Electric-field effects on the interfacial electron transfer and protein dynamics of cytochrome c

Ly H. K. , Wisitruangsakul N., SEZER M., Feng J., Kranich A., Weidinger I. M. , ...More

JOURNAL OF ELECTROANALYTICAL CHEMISTRY, vol.660, no.2, pp.367-376, 2011 (Peer-Reviewed Journal) identifier

  • Publication Type: Article / Article
  • Volume: 660 Issue: 2
  • Publication Date: 2011
  • Doi Number: 10.1016/j.jelechem.2010.12.020
  • Journal Indexes: Science Citation Index Expanded, Scopus
  • Page Numbers: pp.367-376
  • Keywords: Surface enhanced Raman spectroscopy, Surface enhanced infrared spectroscopy, Electron transfer, Cytochrome c, Electric field, SELF-ASSEMBLED MONOLAYERS, TERMINATED ALKANETHIOL MONOLAYER, TRANSFER KINETICS, TRANSFER MECHANISM, REDOX PROCESSES, GOLD, SPECTROSCOPY, STATES, FILMS, RATES
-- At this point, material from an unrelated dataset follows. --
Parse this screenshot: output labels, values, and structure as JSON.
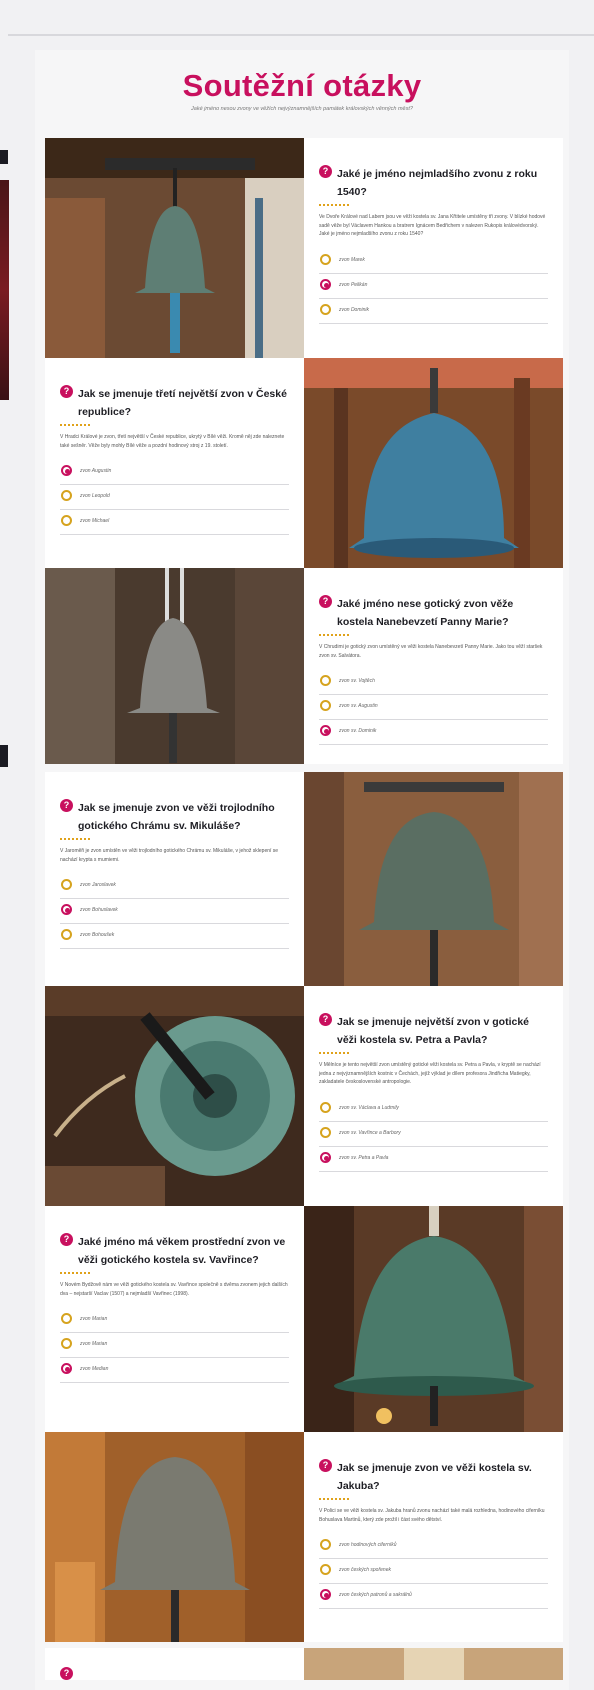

Time-resolved surface enhanced resonance Raman and surface enhanced infrared absorption spectroscopy have been employed to study the interfacial redox process of cytochrome c (Cyt-c) immobilised on various metal electrodes coated with self-assembled monolayers (SAMs) of carboxyl-terminated mercaptanes. The experiments, carried out with Ag, Au and layered Au-SAM-Ag electrodes, afford apparent heterogeneous electron transfer constants (k(relax)) that reflect the interplay between electron tunnelling, redox-linked protein structural changes, protein re-orientation, and hydrogen bond re-arrangements in the protein and in the protein/SAM interface. It is shown that the individual processes are affected by the interfacial electric field strength that increases with decreasing thickness of the SAM and increasing difference between the actual potential and the potential of zero-charge. At thick SAMs of mercaptanes including 15 methylene groups, electron tunnelling (k(ET)) is the rate-limiting step. Pronounced differences for k(ET) and its overpotential-dependence are observed for the three metal electrodes and can be attributed to the different electric-field effects on the free-energy term controlling the tunnelling rate. With decreasing SAM thickness, electron tunnelling increases whereas protein dynamics is slowed down such that for SAMs including less than 10 methylene groups, protein re-orientation becomes rate-limiting, as reflected by the viscosity dependence of k(relax). Upon decreasing the SAM thickness from 5 to 1 methylene group, an additional H/D kinetic isotope effect is detected indicating that at very high electric fields re-arrangements of the interfacial or intra-protein hydrogen bond networks limit the rate of the overall redox process. (C) 2010 Elsevier B.V. All rights reserved.